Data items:
□ □ □ □ □ □ □

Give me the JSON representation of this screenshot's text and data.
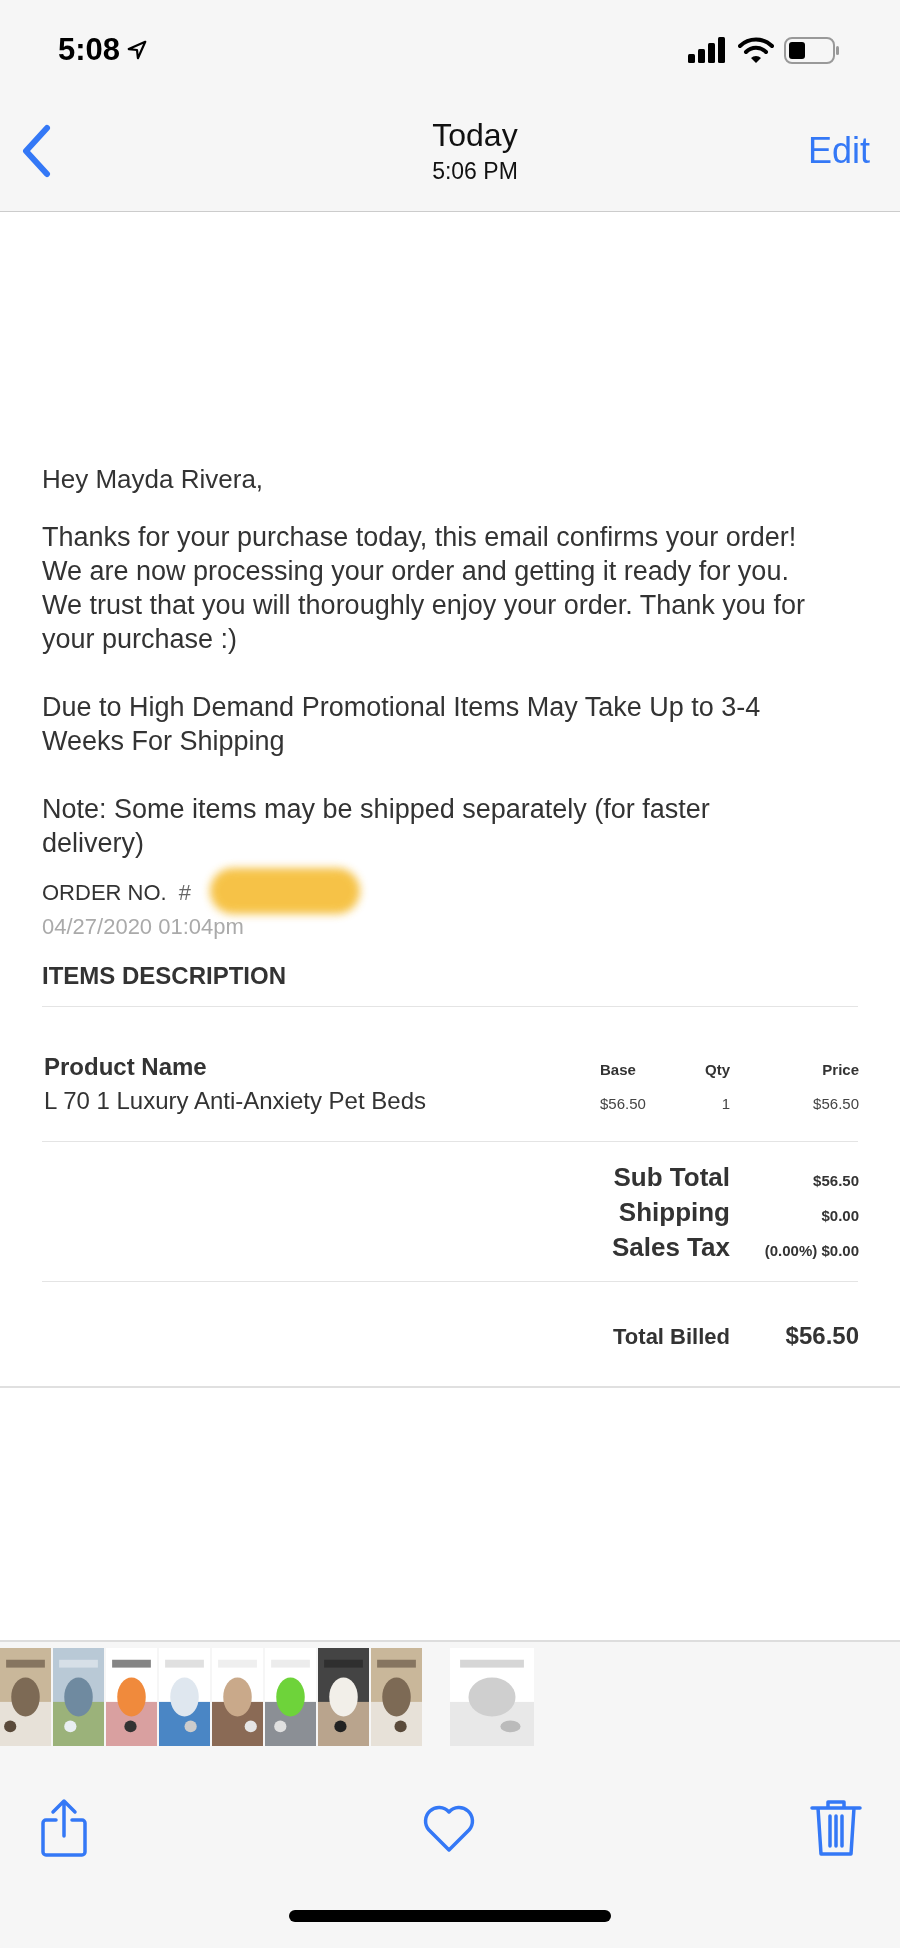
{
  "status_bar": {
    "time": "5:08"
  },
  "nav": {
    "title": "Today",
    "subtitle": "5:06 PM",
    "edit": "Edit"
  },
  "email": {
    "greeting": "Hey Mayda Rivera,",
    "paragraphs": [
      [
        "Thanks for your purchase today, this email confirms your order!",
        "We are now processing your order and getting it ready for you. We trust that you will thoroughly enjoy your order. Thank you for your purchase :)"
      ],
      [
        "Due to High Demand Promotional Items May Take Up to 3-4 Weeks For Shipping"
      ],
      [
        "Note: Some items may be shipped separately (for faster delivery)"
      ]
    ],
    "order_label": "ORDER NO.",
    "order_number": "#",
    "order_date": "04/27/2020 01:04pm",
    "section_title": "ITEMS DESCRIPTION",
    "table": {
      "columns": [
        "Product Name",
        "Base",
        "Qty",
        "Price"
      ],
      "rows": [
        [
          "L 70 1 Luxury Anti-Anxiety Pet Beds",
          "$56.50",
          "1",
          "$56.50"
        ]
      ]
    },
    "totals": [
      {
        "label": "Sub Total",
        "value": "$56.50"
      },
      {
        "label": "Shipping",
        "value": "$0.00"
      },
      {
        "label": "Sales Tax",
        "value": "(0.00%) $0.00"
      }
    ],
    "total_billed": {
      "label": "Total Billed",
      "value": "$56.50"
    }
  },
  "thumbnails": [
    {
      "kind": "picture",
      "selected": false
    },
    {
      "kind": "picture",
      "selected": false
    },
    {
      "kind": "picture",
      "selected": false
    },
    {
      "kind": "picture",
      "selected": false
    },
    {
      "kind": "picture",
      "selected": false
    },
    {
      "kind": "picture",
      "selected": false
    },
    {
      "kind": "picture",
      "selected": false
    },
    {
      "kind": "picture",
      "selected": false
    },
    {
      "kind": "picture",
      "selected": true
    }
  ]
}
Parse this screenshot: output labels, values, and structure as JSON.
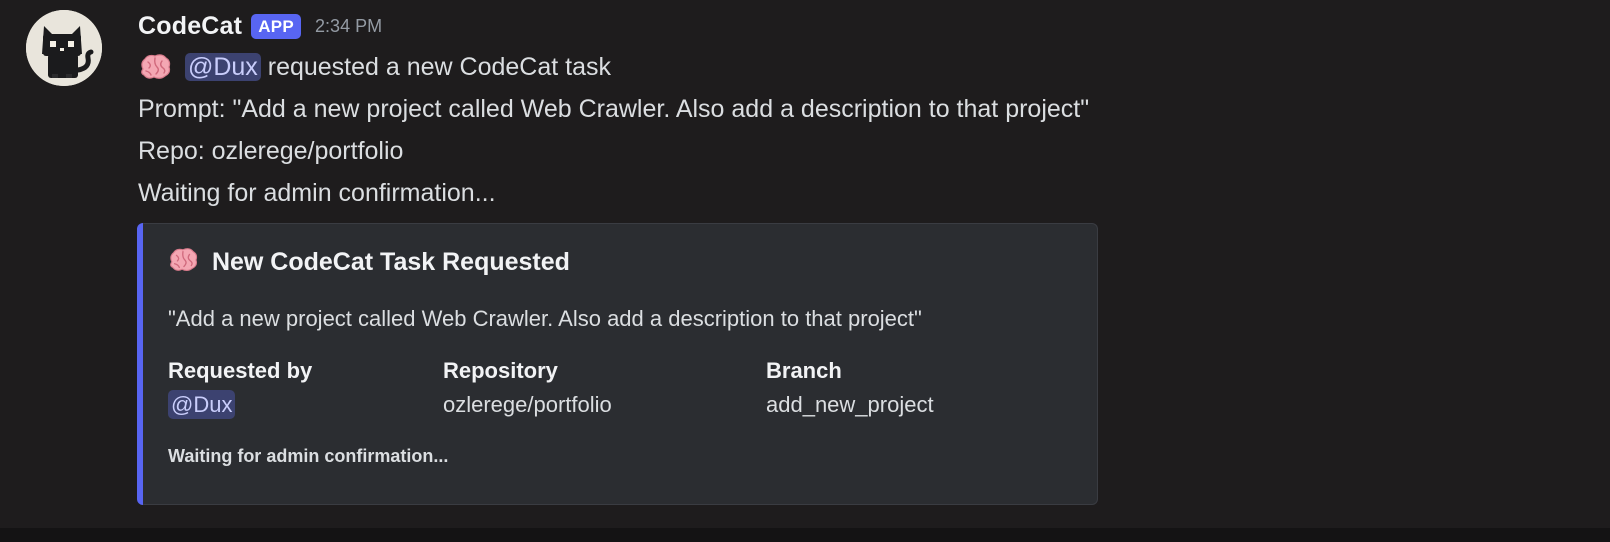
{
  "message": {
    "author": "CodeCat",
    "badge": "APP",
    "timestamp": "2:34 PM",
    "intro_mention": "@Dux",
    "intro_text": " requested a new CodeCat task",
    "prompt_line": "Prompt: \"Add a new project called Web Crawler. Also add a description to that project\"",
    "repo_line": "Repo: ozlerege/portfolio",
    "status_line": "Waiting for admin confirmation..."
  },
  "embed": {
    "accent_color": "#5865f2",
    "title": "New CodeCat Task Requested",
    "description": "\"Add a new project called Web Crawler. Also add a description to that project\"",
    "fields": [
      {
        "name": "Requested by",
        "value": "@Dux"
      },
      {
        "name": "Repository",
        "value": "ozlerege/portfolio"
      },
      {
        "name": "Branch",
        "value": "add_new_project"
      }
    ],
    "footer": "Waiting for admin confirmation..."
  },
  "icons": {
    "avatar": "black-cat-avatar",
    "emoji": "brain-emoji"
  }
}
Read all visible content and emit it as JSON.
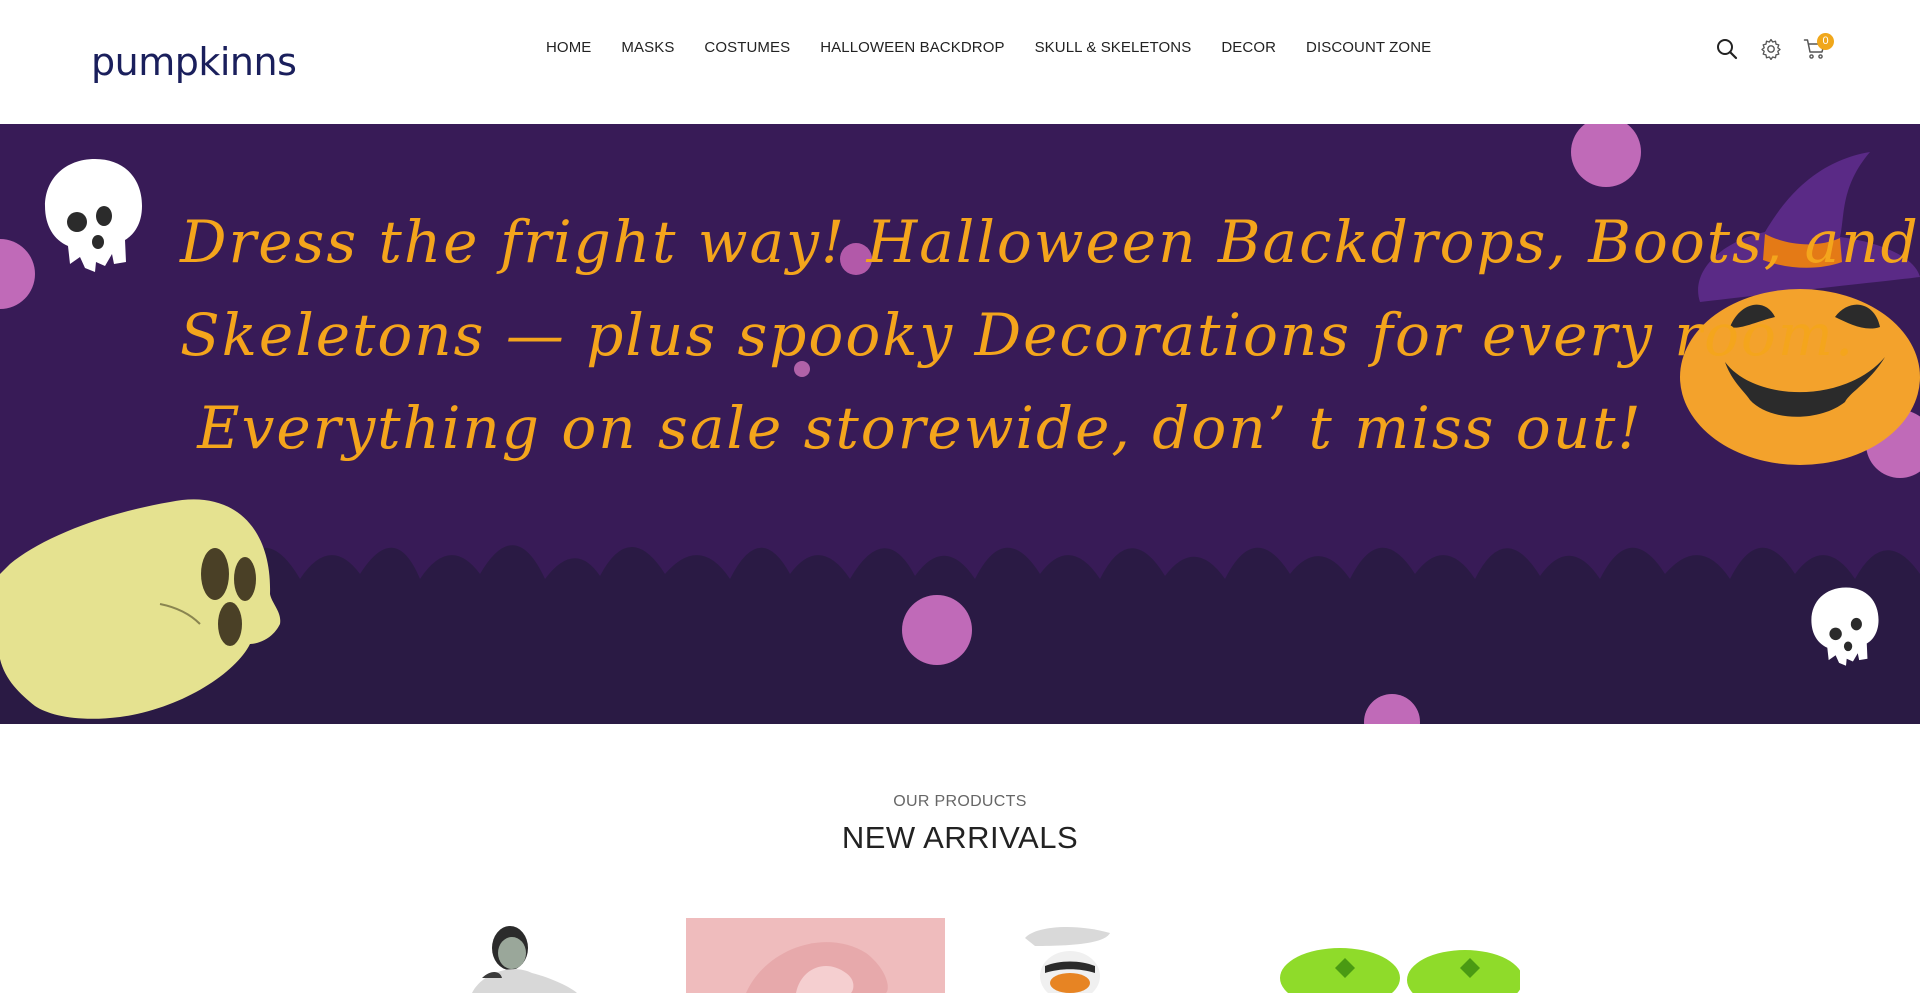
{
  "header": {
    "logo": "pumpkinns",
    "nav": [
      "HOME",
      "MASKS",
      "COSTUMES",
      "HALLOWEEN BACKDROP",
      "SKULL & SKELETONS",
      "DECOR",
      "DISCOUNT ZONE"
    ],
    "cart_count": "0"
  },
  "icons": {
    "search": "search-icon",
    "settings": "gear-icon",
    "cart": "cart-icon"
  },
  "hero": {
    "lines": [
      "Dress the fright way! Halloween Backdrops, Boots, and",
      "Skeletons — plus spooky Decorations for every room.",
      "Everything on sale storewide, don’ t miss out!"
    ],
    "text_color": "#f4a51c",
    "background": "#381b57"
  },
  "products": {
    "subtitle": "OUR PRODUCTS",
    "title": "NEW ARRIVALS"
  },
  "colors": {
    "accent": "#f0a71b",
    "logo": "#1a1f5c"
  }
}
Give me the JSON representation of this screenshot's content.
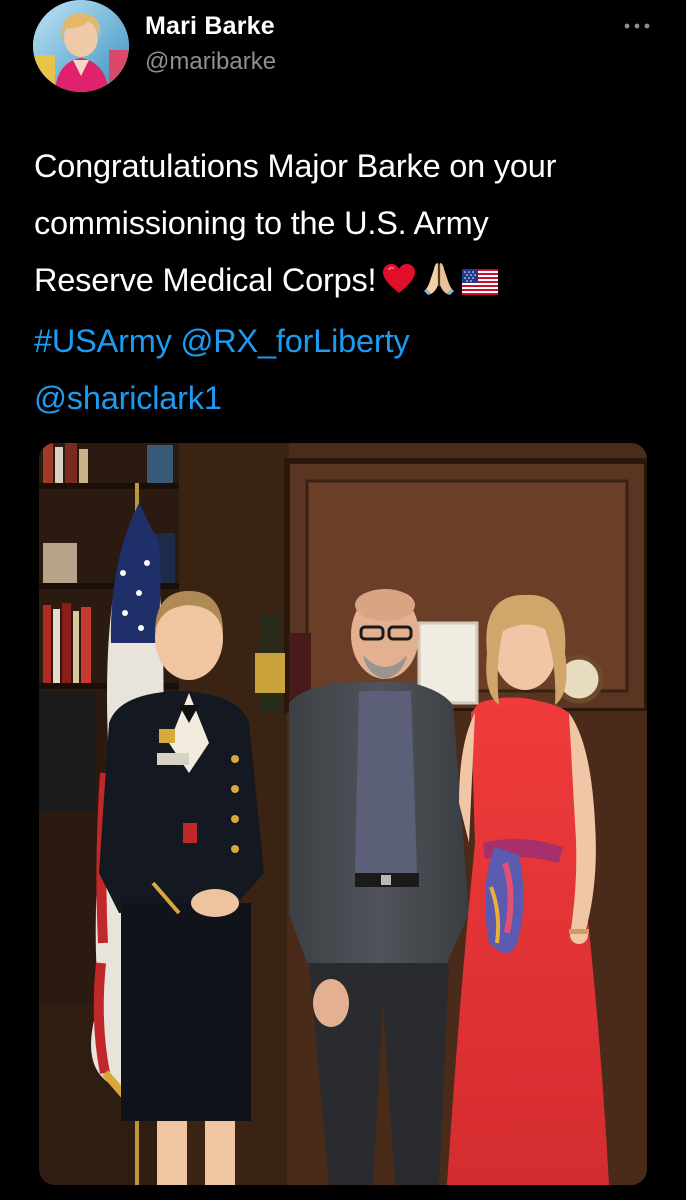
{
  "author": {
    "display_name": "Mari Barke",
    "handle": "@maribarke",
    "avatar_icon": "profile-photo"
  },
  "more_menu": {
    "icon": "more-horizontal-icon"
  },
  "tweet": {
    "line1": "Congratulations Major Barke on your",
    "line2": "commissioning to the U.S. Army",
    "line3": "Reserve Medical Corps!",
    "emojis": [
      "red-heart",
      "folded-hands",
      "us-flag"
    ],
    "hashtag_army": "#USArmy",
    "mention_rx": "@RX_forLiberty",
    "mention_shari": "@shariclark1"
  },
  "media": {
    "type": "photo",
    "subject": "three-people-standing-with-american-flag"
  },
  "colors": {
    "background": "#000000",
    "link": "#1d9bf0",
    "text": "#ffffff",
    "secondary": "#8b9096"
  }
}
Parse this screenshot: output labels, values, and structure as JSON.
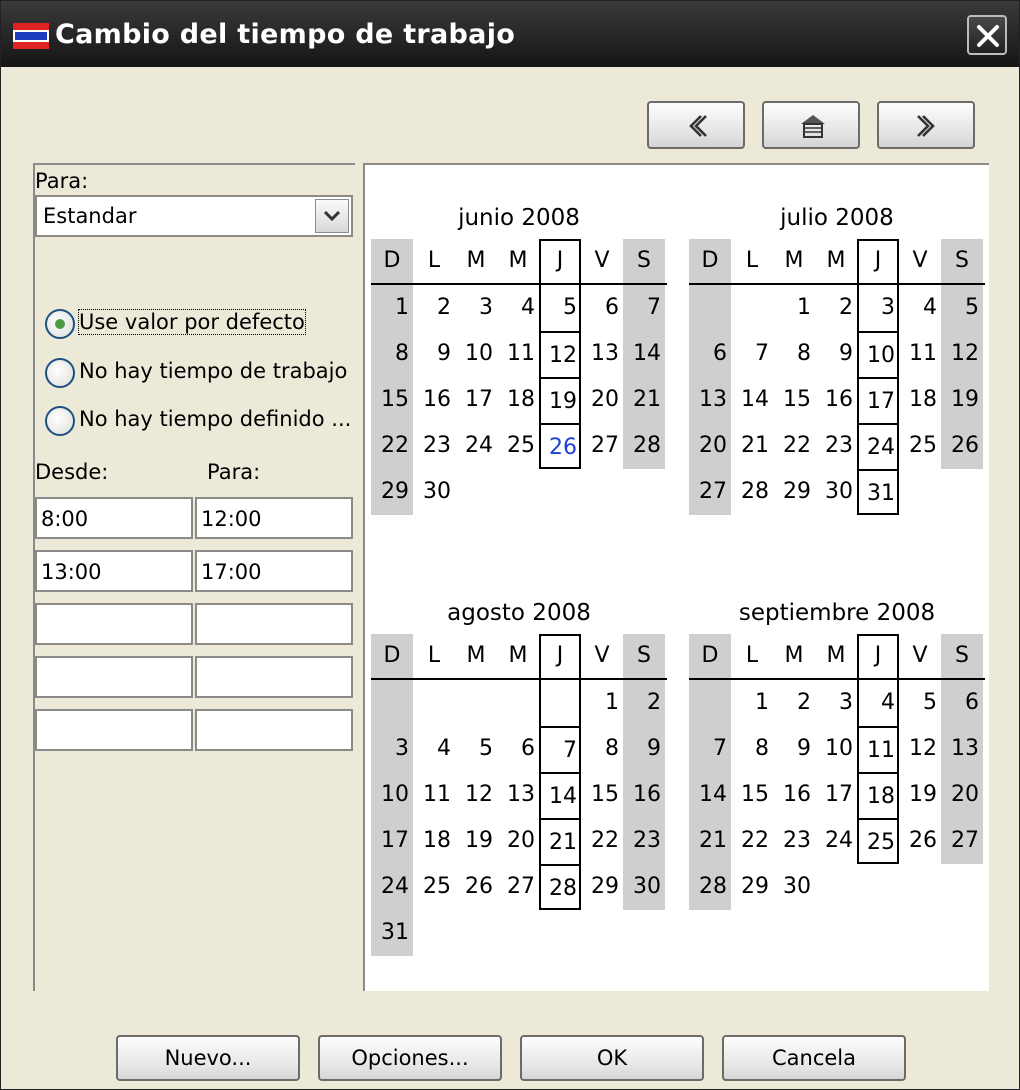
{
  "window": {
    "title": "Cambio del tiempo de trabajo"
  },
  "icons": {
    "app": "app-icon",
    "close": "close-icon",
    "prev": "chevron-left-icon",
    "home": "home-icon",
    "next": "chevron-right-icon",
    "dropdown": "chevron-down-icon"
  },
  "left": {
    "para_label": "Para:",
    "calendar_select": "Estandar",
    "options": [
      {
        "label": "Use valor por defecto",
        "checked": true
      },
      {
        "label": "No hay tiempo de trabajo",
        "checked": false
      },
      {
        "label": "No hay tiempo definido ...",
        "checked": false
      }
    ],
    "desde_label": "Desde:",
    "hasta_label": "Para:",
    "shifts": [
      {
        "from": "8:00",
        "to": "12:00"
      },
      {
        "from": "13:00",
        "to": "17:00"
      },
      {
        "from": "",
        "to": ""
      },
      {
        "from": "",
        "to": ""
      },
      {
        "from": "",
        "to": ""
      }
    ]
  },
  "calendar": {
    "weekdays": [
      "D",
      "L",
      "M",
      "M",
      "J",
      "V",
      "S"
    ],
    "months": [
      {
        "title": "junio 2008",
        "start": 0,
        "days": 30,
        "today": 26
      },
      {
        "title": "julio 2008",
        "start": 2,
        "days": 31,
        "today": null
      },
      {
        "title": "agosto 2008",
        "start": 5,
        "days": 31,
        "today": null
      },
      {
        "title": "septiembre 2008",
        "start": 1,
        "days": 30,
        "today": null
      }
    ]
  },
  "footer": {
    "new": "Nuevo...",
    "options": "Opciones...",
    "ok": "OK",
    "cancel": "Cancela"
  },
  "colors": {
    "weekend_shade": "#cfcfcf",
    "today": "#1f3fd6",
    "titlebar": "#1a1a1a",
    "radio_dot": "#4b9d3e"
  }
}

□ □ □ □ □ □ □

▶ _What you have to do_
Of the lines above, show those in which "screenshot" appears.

▶ _Output for this exercise_
Give me the JSON representation of this screenshot's text and data.
Parse this screenshot: output labels, values, and structure as JSON.
Give me the JSON representation of this screenshot's content.
Parse this screenshot: output labels, values, and structure as JSON.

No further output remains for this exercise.